Paul: The melody and no words. Just the tune. I always kind of talk about it being magical. And it sounds a bit hippy, but I really do think it is. If there is a definition of magical, that kind of thing is. I’m asleep. I’m in bed. I’m dreaming and I wake up, and go “What… What’s that tune”. Surely I’d just heard somebody playing this tune. Or what is that? So I had a little piano in the room. So I worked out the chords, and I remember, I blocked it out with words. “Scrambled eggs, my baby how I love your legs”. Which at least made me remember it.
Idris: And that’s not the first song that’s come to you as a dream… “Let It Be”…
Paul: “Let It Be” was another but that was just the title. No melody that time. “Yesterday” was the melody. I told I must have borrowed or stolen it. It took a couple of weeks for me to realize it was mine. But “Let It Be”, there was a dream I had about my mother who died when I was 14. And I was now 22 or something probably. And yeah, I was having a kind of difficult time. Everyone was getting stoned and everyone was overdoing everything at that time. I was not in a great place and I’ve gone to bed and dreamed and I saw my mom. And that’s great. I’m with my mom. I’m actually in the same room kind of even though it’s my head. And she could tell I was worried. And she said “Don’t worry, it’s gonna be all right”. And she said, “Just let it be”.
Idris: You’ve been famous since you were – what… – 21? And you were just like very, very, very famous. What’s that like juggling that with reality?

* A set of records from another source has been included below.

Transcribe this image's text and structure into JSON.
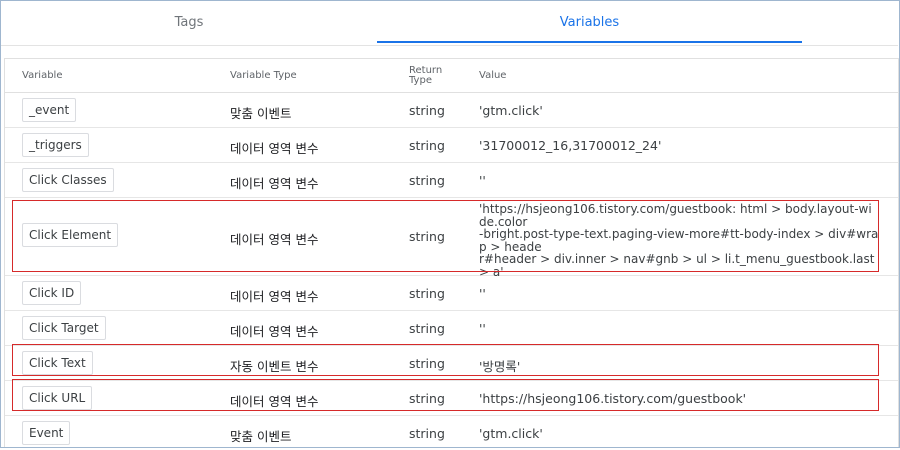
{
  "tabs": {
    "tags": "Tags",
    "variables": "Variables"
  },
  "columns": {
    "variable": "Variable",
    "type": "Variable Type",
    "return_type": "Return Type",
    "value": "Value"
  },
  "rows": [
    {
      "name": "_event",
      "type": "맞춤 이벤트",
      "return": "string",
      "value": "'gtm.click'"
    },
    {
      "name": "_triggers",
      "type": "데이터 영역 변수",
      "return": "string",
      "value": "'31700012_16,31700012_24'"
    },
    {
      "name": "Click Classes",
      "type": "데이터 영역 변수",
      "return": "string",
      "value": "''"
    },
    {
      "name": "Click Element",
      "type": "데이터 영역 변수",
      "return": "string",
      "value_lines": [
        "'https://hsjeong106.tistory.com/guestbook: html > body.layout-wide.color",
        "-bright.post-type-text.paging-view-more#tt-body-index > div#wrap > heade",
        "r#header > div.inner > nav#gnb > ul > li.t_menu_guestbook.last > a'"
      ]
    },
    {
      "name": "Click ID",
      "type": "데이터 영역 변수",
      "return": "string",
      "value": "''"
    },
    {
      "name": "Click Target",
      "type": "데이터 영역 변수",
      "return": "string",
      "value": "''"
    },
    {
      "name": "Click Text",
      "type": "자동 이벤트 변수",
      "return": "string",
      "value": "'방명록'"
    },
    {
      "name": "Click URL",
      "type": "데이터 영역 변수",
      "return": "string",
      "value": "'https://hsjeong106.tistory.com/guestbook'"
    },
    {
      "name": "Event",
      "type": "맞춤 이벤트",
      "return": "string",
      "value": "'gtm.click'"
    }
  ],
  "highlight_color": "#d62a2a",
  "accent_color": "#1a73e8"
}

Paul: I mean, you know, I like it. (laugh) Does that answer your question? The truth is there was a point where I realized we were getting really famous. And it was like, you either got to stop this, or you better get with it. You’re gonna get famous. But I kind of try and enjoy it. Well, there’s nuisance moments. You know, if you’re in a restaurant with your wife, and someone comes up “I hate to interrupt”. Really? Those are not great moments. But all in all, it’s great.
Idris: I think you can consider yourself sort of a working class background. As I do. And I think our relationship in terms of coming from working class backgrounds, to a place where people recognize you, you have a slightly different life. I think, speaking for myself, it’s a very different experience. I feel very connected, still to where I come from. I’m always “none of this means much”. Do you agree with that?
Paul: Yeah, exactly. I really do. That’s where you learn it all, where you got your values.
Idris: Are you gonna do more, are you gonna do another album?
Paul: Yeah. You can’t stop me. I mean, I never think about the next album, but when am I going to do it? But I just write songs and when you’ve gotten enough, then you go “that’s an album”.
Idris: Do you do you write every day at the minute?
Paul: Not every day, but I write a lot. Probably a week doesn’t go by without me writing something. The thing is now though, with iPhones and your voice memos, you can put fragments down which is dangerous. So you just got a little bit of an idea. And, suddenly, you’ve got a lot of these ideas. And you’ve got to try and think “Am I going to do some of these?” But yeah, if ever I see a piano, I always want to try and tune or something.
Idris: It’s been a real pleasure just to listen to you as a man, as a person. We all know Paul McCartney, but getting to understand you and having this time has been like a real… It’s been great to hear you tell stories about your life.
Paul: Well, you know, I was looking forward to this. I’ve loved it.
Idris: I really genuinely do love your album. It’s really good work. Some great songs on there. So congratulations with that. Good luck of it.
Last updated on January 10, 2021